Web page and app entries:

----

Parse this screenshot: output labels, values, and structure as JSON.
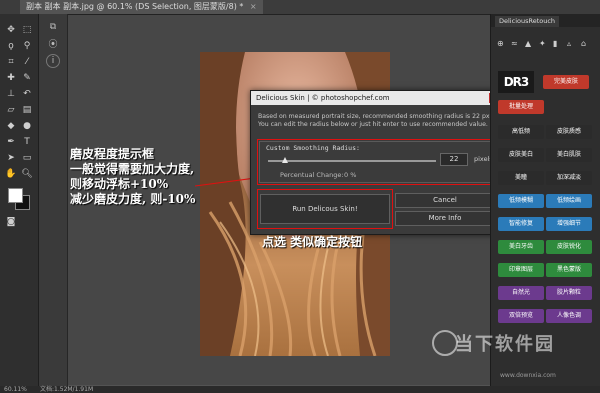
{
  "document_tab": {
    "title": "副本 副本 副本.jpg @ 60.1% (DS Selection, 图层蒙版/8) *",
    "close": "×"
  },
  "dialog": {
    "title": "Delicious Skin | © photoshopchef.com",
    "close": "×",
    "info_line1": "Based on measured portrait size, recommended smoothing radius is 22 px.",
    "info_line2": "You can edit the radius below or just hit enter to use recommended value.",
    "radius_label": "Custom Smoothing Radius:",
    "radius_value": "22",
    "radius_unit": "pixels",
    "radius_slider_fraction": 0.1,
    "percentual_change_label": "Percentual Change:",
    "percentual_change_value": "0 %",
    "run_button": "Run Delicous Skin!",
    "cancel_button": "Cancel",
    "more_info_button": "More Info"
  },
  "annotations": {
    "left_line1": "磨皮程度提示框",
    "left_line2": "一般觉得需要加大力度,",
    "left_line3": "则移动浮标+10%",
    "left_line4": "减少磨皮力度, 则-10%",
    "run_hint": "点选 类似确定按钮"
  },
  "right_panel": {
    "tab": "DeliciousRetouch",
    "logo": "DR3",
    "buttons": [
      {
        "label": "完美皮肤",
        "color": "#c0392b"
      },
      {
        "label": "批量处理",
        "color": "#c0392b"
      },
      {
        "label": "高低频",
        "color": "#2b2b2b"
      },
      {
        "label": "皮肤质感",
        "color": "#2b2b2b"
      },
      {
        "label": "皮肤美白",
        "color": "#2b2b2b"
      },
      {
        "label": "美白肌肤",
        "color": "#2b2b2b"
      },
      {
        "label": "美瞳",
        "color": "#2b2b2b"
      },
      {
        "label": "加深减淡",
        "color": "#2b2b2b"
      },
      {
        "label": "低频模糊",
        "color": "#2b7bb9"
      },
      {
        "label": "低频绘画",
        "color": "#2b7bb9"
      },
      {
        "label": "智能修复",
        "color": "#2b7bb9"
      },
      {
        "label": "增强细节",
        "color": "#2b7bb9"
      },
      {
        "label": "美白牙齿",
        "color": "#2e8b3d"
      },
      {
        "label": "皮肤锐化",
        "color": "#2e8b3d"
      },
      {
        "label": "印章图层",
        "color": "#2e8b3d"
      },
      {
        "label": "黑色蒙版",
        "color": "#2e8b3d"
      },
      {
        "label": "自然光",
        "color": "#6c3a8e"
      },
      {
        "label": "胶片颗粒",
        "color": "#6c3a8e"
      },
      {
        "label": "双倍预览",
        "color": "#6c3a8e"
      },
      {
        "label": "人像色调",
        "color": "#6c3a8e"
      }
    ]
  },
  "status": {
    "zoom": "60.11%",
    "doc": "文档:1.52M/1.91M"
  },
  "watermark": {
    "text": "当下软件园",
    "sub": "www.downxia.com"
  },
  "colors": {
    "red_highlight": "#e01010",
    "dialog_bg": "#3b3b3b"
  }
}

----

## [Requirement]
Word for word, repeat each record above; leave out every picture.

## [Answer to this task]
Parse this screenshot: output labels, values, and structure as JSON.
{
  "document_tab": {
    "title": "副本 副本 副本.jpg @ 60.1% (DS Selection, 图层蒙版/8) *",
    "close": "×"
  },
  "dialog": {
    "title": "Delicious Skin | © photoshopchef.com",
    "close": "×",
    "info_line1": "Based on measured portrait size, recommended smoothing radius is 22 px.",
    "info_line2": "You can edit the radius below or just hit enter to use recommended value.",
    "radius_label": "Custom Smoothing Radius:",
    "radius_value": "22",
    "radius_unit": "pixels",
    "radius_slider_fraction": 0.1,
    "percentual_change_label": "Percentual Change:",
    "percentual_change_value": "0 %",
    "run_button": "Run Delicous Skin!",
    "cancel_button": "Cancel",
    "more_info_button": "More Info"
  },
  "annotations": {
    "left_line1": "磨皮程度提示框",
    "left_line2": "一般觉得需要加大力度,",
    "left_line3": "则移动浮标+10%",
    "left_line4": "减少磨皮力度, 则-10%",
    "run_hint": "点选 类似确定按钮"
  },
  "right_panel": {
    "tab": "DeliciousRetouch",
    "logo": "DR3",
    "buttons": [
      {
        "label": "完美皮肤",
        "color": "#c0392b"
      },
      {
        "label": "批量处理",
        "color": "#c0392b"
      },
      {
        "label": "高低频",
        "color": "#2b2b2b"
      },
      {
        "label": "皮肤质感",
        "color": "#2b2b2b"
      },
      {
        "label": "皮肤美白",
        "color": "#2b2b2b"
      },
      {
        "label": "美白肌肤",
        "color": "#2b2b2b"
      },
      {
        "label": "美瞳",
        "color": "#2b2b2b"
      },
      {
        "label": "加深减淡",
        "color": "#2b2b2b"
      },
      {
        "label": "低频模糊",
        "color": "#2b7bb9"
      },
      {
        "label": "低频绘画",
        "color": "#2b7bb9"
      },
      {
        "label": "智能修复",
        "color": "#2b7bb9"
      },
      {
        "label": "增强细节",
        "color": "#2b7bb9"
      },
      {
        "label": "美白牙齿",
        "color": "#2e8b3d"
      },
      {
        "label": "皮肤锐化",
        "color": "#2e8b3d"
      },
      {
        "label": "印章图层",
        "color": "#2e8b3d"
      },
      {
        "label": "黑色蒙版",
        "color": "#2e8b3d"
      },
      {
        "label": "自然光",
        "color": "#6c3a8e"
      },
      {
        "label": "胶片颗粒",
        "color": "#6c3a8e"
      },
      {
        "label": "双倍预览",
        "color": "#6c3a8e"
      },
      {
        "label": "人像色调",
        "color": "#6c3a8e"
      }
    ]
  },
  "status": {
    "zoom": "60.11%",
    "doc": "文档:1.52M/1.91M"
  },
  "watermark": {
    "text": "当下软件园",
    "sub": "www.downxia.com"
  },
  "colors": {
    "red_highlight": "#e01010",
    "dialog_bg": "#3b3b3b"
  }
}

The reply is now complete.